Joking or not, the message was clear that in spite of all the hard work Meadows and his wife Debbie did to elect the president in the critical Tar Heel State, he is likely to face the president's political wrath if he continues to lead opposition to the disastrous Ryan plan.

A plan that the Congressional Budget Office reports will result in continuing health insurance rate increases as it fails to deal with the underlying problems with national healthcare.

It takes a person of unusual character and integrity to stand against a president whom you just recently helped elect, but Meadows understands that restoring our healthcare system to a free-market orientation is too important to play politics over.

Meadows is exhibiting the kind of courage that Americans expect but so rarely receive from their elective representatives.

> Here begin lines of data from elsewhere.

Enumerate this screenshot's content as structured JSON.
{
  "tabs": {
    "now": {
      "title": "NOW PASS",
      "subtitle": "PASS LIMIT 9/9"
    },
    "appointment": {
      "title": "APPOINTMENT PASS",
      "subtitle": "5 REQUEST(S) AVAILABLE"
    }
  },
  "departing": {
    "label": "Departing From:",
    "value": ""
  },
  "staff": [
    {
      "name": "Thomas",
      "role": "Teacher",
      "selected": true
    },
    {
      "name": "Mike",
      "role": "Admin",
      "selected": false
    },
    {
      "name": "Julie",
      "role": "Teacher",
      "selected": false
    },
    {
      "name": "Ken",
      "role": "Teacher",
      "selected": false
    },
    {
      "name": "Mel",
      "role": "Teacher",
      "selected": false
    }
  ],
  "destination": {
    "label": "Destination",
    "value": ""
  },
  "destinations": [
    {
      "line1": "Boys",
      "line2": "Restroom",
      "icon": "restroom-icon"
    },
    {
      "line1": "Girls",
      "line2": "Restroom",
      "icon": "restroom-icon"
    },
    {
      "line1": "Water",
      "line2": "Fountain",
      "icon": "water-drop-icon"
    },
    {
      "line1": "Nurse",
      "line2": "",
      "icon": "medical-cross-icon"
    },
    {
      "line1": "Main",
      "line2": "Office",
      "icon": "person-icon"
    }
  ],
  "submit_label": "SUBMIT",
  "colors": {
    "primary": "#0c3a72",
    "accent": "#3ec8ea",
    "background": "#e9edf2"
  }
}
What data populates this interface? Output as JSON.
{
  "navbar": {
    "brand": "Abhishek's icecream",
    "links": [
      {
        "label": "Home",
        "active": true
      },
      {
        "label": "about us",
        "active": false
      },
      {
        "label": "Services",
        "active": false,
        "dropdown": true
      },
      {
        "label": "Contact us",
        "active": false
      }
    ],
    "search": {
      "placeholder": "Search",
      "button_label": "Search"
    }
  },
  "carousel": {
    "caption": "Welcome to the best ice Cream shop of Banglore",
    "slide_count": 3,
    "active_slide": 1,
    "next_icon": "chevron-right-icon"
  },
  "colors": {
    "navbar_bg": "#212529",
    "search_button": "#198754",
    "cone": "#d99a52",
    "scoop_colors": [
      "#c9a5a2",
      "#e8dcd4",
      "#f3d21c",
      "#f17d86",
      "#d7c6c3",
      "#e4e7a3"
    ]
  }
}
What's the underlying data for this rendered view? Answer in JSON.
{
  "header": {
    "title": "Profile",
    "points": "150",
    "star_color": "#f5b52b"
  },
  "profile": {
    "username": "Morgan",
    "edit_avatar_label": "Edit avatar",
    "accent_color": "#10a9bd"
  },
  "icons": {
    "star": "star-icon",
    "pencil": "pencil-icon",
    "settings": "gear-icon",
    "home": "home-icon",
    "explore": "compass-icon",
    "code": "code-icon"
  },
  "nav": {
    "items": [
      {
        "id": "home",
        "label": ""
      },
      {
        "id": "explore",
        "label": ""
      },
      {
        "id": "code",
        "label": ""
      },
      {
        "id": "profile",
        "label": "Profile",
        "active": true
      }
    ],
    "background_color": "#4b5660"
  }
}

Even at this late date, Congress can still repeal ObamaCare and respect the people, the Constitution and the states by defeating this version of RyanCare on the floor, and moving ahead with legislation that at the least mirrors the 2015 repeal language that passed Congress, and replace ObamaCare with a system that returns power to the states, restores healthcare choices to the people and allows healthcare markets to determine products being offered to meet the needs of consumers.

Should, as this author hopes, RyanCare go down this week, it does not signal the end of the process, but a new beginning where consensus can be created around solutions that the GOP has long espoused. That is the way legislation is supposed to work.

For all the doomsayers, they need to wake up from their swampy haze and remember their promises when they campaigned against ObamaCare.

A pathway to a good healthcare bill is available, but members of House leadership need to reread their campaign brochures and take it.

They also need to listen to Rep. Meadows, who's showing us what it means to be a free-market, limited-government Republican.

Rick Manning is president of Americans for Limited Government and a longtime contributor to The Hill. 


The views of contributors are their own and not the views of The Hill.